Alloying is a very good method of improving the properties of a metal. We can get the desired properties by this method. For example, iron is the most widely used metal. But it is never used in its pure state. This is because pure iron is very soft and stretches easily when hot. But, if it is mixed with a small amount of carbon (about 0.05 %), it becomes hard and strong. When iron is mixed with nickel and chromium, we get stainless steel, which is hard and does not rust. Thus, if iron is mixed with some other substance, its properties change. In fact, the properties of any metal can be changed if it is mixed with some other substance. The substance added may be a metal or a non-metal. An alloy is a homogeneous mixture of two or more metals, or a metal and a nonmetal. It is prepared by first melting the primary metal, and then, dissolving the other elements in it in definite proportions. It is then cooled to room temperature.
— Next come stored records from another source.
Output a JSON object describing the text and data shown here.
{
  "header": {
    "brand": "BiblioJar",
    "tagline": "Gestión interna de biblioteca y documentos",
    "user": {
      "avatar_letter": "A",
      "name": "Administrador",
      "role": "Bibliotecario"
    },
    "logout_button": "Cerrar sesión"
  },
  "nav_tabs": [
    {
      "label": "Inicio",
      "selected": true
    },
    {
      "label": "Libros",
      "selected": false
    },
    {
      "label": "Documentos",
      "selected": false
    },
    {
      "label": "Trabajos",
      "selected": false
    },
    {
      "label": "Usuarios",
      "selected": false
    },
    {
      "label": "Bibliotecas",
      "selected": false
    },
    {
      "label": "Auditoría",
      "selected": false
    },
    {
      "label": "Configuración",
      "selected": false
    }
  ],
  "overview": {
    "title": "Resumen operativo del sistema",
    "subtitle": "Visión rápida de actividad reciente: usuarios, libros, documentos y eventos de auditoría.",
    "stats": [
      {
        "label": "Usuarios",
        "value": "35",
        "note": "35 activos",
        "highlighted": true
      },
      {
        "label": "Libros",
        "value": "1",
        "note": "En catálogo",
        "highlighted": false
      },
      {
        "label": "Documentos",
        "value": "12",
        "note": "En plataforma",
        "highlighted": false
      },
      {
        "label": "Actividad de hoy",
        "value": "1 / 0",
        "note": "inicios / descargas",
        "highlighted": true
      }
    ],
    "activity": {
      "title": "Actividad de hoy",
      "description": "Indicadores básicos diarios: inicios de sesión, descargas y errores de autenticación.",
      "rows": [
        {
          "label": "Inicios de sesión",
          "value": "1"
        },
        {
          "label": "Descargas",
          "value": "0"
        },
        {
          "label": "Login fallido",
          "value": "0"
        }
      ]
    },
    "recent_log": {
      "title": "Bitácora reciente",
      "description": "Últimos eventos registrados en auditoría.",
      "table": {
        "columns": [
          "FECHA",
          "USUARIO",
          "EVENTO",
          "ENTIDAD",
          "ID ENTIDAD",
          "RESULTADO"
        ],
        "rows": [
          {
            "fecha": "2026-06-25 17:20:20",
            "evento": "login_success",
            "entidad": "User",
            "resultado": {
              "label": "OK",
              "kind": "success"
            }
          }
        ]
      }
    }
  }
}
Pure gold, known as 24 carat gold, is very soft. It is, therefore, not suitable for making jewellery. It is alloyed with either silver or copper to make it hard. Generally, in India, 22 carat gold is used for making ornaments. It means that 22 parts of pure gold is alloyed with 2 parts of either copper or silver.
If one of the metals is mercury, then the alloy is known as an amalgam. The electrical conductivity and melting point of an alloy is less than that of pure metals. For example, brass, an alloy of copper and zinc (Cu and Zn), and bronze, an alloy of copper and tin (Cu and Sn), are not good conductors of electricity whereas copper is used for making electrical circuits. Solder, an alloy of lead and tin (Pb and Sn), has a low melting point and is used for welding electrical wires together.
The wonder of ancient Indian metallurgy
The iron pillar near the Qutub Minar in Delhi was made around 400 BC by the iron workers of India. They had developed a process which prevented wrought iron from rusting. This is likely because of formation of a thin film of magnetic oxide (Fe3O4) on the surface, as a result of finishing treatment given to the pillar, painting it with a mixture of different salts, then heating and quenching. The iron pillar is 8 m high and weighs 6 tonnes (6000 kg).